I really liked the copy I read. It was kind of old looking. Like a volume you'd find on a scholar's bookshelf. There were also a couple of illustrations within it in an couple of the chapters and those looked really good to me. They were very stylized but so neat and added to my enjoyment of the novel. Also, the chapters weren't very long at all. Some were, but for the most part (it might just be due to the page size in my copy) it was easy to pace myself. At around 44 chapters, A Journey to the Center of the Earth is a very substantial read that doesn't drag on longer than necessary. I was pretty hooked. Its not the most amazing book I've ever read, but its up there with the ones I'd call pretty good books. I would read it again and someday I might have to buy my own copy of it. A nice copy though....hopefully with some illustrations.

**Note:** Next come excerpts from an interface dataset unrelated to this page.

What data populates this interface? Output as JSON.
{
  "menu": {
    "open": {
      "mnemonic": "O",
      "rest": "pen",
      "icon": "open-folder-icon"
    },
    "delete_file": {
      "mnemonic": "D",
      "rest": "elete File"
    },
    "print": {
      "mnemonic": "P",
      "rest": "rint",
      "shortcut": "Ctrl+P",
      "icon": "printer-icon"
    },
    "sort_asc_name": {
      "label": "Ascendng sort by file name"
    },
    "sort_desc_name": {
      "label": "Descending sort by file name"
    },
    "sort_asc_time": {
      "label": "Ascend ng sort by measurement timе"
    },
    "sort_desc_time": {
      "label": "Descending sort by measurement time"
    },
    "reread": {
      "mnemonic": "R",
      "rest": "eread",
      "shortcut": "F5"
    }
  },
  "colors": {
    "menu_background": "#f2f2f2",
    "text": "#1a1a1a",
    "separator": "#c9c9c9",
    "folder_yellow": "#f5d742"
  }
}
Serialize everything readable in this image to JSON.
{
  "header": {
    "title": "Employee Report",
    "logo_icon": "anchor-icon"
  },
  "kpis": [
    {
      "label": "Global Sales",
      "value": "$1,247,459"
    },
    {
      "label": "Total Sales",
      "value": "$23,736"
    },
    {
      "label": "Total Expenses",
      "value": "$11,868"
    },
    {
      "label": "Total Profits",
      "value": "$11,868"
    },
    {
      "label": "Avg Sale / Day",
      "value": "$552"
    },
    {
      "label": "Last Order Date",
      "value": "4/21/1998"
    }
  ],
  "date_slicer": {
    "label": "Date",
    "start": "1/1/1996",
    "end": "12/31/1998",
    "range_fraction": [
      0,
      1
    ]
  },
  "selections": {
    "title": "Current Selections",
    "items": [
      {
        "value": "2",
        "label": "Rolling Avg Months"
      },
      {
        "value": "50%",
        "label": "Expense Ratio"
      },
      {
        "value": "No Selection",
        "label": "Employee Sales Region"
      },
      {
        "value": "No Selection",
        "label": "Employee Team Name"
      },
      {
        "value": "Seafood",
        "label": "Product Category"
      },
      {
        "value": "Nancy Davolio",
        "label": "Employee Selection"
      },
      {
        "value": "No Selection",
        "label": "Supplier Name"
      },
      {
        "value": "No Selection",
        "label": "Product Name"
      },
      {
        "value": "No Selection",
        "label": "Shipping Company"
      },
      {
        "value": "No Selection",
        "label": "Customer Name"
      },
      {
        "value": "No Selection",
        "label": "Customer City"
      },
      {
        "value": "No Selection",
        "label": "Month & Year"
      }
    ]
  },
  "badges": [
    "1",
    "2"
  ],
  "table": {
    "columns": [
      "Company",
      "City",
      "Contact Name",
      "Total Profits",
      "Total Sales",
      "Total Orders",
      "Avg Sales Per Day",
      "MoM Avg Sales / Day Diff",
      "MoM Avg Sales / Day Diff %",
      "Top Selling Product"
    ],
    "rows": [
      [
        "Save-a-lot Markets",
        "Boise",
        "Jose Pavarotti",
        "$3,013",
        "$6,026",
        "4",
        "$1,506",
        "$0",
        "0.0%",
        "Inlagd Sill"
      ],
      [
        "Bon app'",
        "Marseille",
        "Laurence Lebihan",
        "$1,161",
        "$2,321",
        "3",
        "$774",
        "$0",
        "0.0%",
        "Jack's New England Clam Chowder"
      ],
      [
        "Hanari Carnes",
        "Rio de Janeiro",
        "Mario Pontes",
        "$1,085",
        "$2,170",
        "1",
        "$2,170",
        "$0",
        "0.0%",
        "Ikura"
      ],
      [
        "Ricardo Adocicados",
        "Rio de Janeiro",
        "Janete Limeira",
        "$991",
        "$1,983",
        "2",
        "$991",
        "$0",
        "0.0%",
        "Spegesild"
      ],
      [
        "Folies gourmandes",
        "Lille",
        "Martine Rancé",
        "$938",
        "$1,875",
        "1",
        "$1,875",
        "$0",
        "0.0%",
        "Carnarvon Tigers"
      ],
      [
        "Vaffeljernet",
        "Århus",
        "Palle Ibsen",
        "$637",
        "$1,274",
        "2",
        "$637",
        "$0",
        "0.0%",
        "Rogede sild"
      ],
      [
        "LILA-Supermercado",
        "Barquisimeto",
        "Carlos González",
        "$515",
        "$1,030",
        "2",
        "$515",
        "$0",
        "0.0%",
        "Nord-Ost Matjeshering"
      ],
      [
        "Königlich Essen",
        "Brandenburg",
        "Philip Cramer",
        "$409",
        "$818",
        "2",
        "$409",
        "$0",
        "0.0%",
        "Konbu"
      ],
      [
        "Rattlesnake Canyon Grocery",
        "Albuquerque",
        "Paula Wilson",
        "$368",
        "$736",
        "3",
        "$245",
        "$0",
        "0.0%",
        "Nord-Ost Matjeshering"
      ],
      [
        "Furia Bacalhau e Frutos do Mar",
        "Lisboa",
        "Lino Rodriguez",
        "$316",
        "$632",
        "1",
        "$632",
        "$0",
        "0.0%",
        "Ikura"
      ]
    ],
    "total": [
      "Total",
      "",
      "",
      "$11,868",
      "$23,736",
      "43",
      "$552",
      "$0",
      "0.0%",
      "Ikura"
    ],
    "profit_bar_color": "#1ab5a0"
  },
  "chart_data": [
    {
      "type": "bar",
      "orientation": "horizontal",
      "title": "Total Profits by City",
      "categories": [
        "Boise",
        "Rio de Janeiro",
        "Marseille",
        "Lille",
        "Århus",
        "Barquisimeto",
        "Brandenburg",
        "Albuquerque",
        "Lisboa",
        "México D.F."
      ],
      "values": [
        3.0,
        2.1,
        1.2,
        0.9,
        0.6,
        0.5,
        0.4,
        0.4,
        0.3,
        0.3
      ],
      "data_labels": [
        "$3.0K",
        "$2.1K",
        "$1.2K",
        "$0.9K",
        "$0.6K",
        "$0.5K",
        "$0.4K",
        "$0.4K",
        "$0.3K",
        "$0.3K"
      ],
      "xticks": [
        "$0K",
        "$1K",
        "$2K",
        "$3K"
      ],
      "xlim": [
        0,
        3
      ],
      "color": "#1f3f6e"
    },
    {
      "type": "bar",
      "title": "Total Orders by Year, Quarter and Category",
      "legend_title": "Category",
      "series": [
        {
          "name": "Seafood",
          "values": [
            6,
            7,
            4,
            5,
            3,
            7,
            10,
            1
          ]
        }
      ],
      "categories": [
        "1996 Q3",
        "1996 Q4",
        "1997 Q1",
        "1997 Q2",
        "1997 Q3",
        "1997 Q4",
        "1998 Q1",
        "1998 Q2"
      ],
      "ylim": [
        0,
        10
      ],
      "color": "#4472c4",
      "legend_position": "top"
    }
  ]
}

Of all classics I've read, this is one of the most straightforward and comprehensible ones a person could read. There's nothing difficult about it beyond the scientific things. The language is pretty easy to read for it being over 100 years old. I wasn't struggling (I don't usually anyway), but I think even your standard high schooler could get through this one without too much hassle. I don't know why schools force students to read stuff like Of Mice and Men in 6th grade, but not books like this. This is definitely way more worthwhile and much more comprehendable. Not to mention way more interesting. Leave in Hamlet and Pride & Prejudice, but add in some of the better classics. The ones we'll actually enjoy, remember and get something significant out of, like imagination, curiosity, and creativity. This would especially be good for any of you parents out there who have kids into science, particularly rocks, geology, paleontology. This would be a great way to get them into books and to pique their interest in the subject even more. I would even say that science teachers should start doing required readings like this. Could have some really good class discussions and experiments to separate the fiction from the fact.
This concludes my review of A Journey to the Center of the Earth, please tune your computer or mobile device in again next week for yet another review here at The Real World According To Sam. Enjoy the rest of your week!